Kingdom for questioning, also requested Interpol to detain Kissinger
for questioning during his visit. British authorities refused his request.
Activists from the East Timor Action Network (ETAN) have repeatedly
sought to question Kissinger during his book tours, accusing him of supporting
Indonesia's 1975 bloody occupation of the former Portuguese colony East
Timor. A subsequent human rights commission proposed that the UN itself
set up a war crimes tribunal. ETAN as argued that the tribunal to extend
back to the original invasion and could become a tool to find out what
actually happened, and a mechanism for trying Kissinger".I believe
a criminal case can be made against him" says John Miller, a spokesman
for the group".One country invaded another. He aided and abetted
genocide. He provided a political go-ahead and was instrumental in continuing
the flow of U.S. weapons".
Observers note that in many cases, Kissinger is not
being sought as a defendant; he is wanted first and foremost as a witness,
but his refusal
to cooperate, they claim, suggests he has something to hide. Kissinger's
position is complicated by the fact that documents declassified by the
State Department have contradicted his own statements. A declassified
verbatim conversation between Kissinger and General Suharto on the day
of the invasion of East Timor in 1975 reveals Kissinger giving approval
to the proposed annexation, and also promising to keep a flow of weapons
coming to Indonesia. Declassified records also indicate, for example,
that Kissinger had urged the apartheid regime in South Africa to intervene
in Angola before a single Cuban soldier had landed, which contradicts
earlier statements by him.
Recently declassified documents obtained by the National Security Archive
also show that Kissinger did not raise objections to the practices of
the dictatorial Argentine military junta; the junta was exercising total
authority over combatting active Marxist guerrilla groups such as the
Montoneros and ERP. It is known to have "disappeared" approximately
10,000 to 30,000 Argentines, many believed to be nonviolent dissidents,
and tortured thousands more at documented secret detention centers. However,
the junta's restrictions on free speech were somewhat relaxed by new
Chairman General Leopoldo Galtieri in 1981.
In a meeting, Secretary Kissinger told Argentine Foreign Minister Admiral
César Augusto Guzzetti:
"Let me say, as a friend, that I have noticed that military governments
are not always the most effective in dealing with these problems. So
after a while, many people who don't understand the situation begin to
oppose the military and the problem is compounded. The Chileans, for
example, have not succeeded in getting across their initial problem and
are increasingly isolated. You will have to make an international effort

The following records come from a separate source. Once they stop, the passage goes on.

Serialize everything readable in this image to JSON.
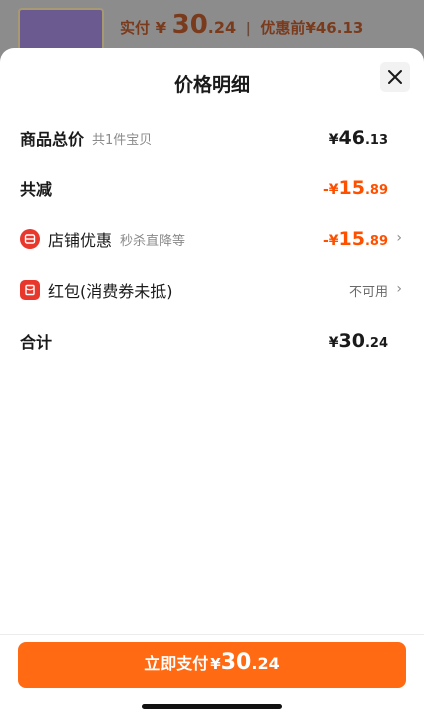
{
  "background": {
    "paid_label": "实付",
    "paid_symbol": "¥",
    "paid_int": "30",
    "paid_dec": ".24",
    "separator": "|",
    "before_label": "优惠前",
    "before_amount": "¥46.13"
  },
  "sheet": {
    "title": "价格明细"
  },
  "rows": {
    "total": {
      "label": "商品总价",
      "sub": "共1件宝贝",
      "symbol": "¥",
      "int": "46",
      "dec": ".13"
    },
    "reduction": {
      "label": "共减",
      "symbol": "-¥",
      "int": "15",
      "dec": ".89"
    },
    "store_discount": {
      "label": "店铺优惠",
      "sub": "秒杀直降等",
      "symbol": "-¥",
      "int": "15",
      "dec": ".89",
      "icon": "store-coupon-icon"
    },
    "red_packet": {
      "label": "红包(消费券未抵)",
      "status": "不可用",
      "icon": "red-packet-icon"
    },
    "sum": {
      "label": "合计",
      "symbol": "¥",
      "int": "30",
      "dec": ".24"
    }
  },
  "footer": {
    "pay_label": "立即支付",
    "pay_symbol": "¥",
    "pay_int": "30",
    "pay_dec": ".24"
  },
  "colors": {
    "accent": "#ff5000",
    "button": "#ff6a13",
    "icon_red": "#e8372b"
  }
}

to have your problems understood. Otherwise, you, too, will come under
increasing attack. If there are things that have to be done, you should
do them quickly. But you must get back quickly to normal procedures".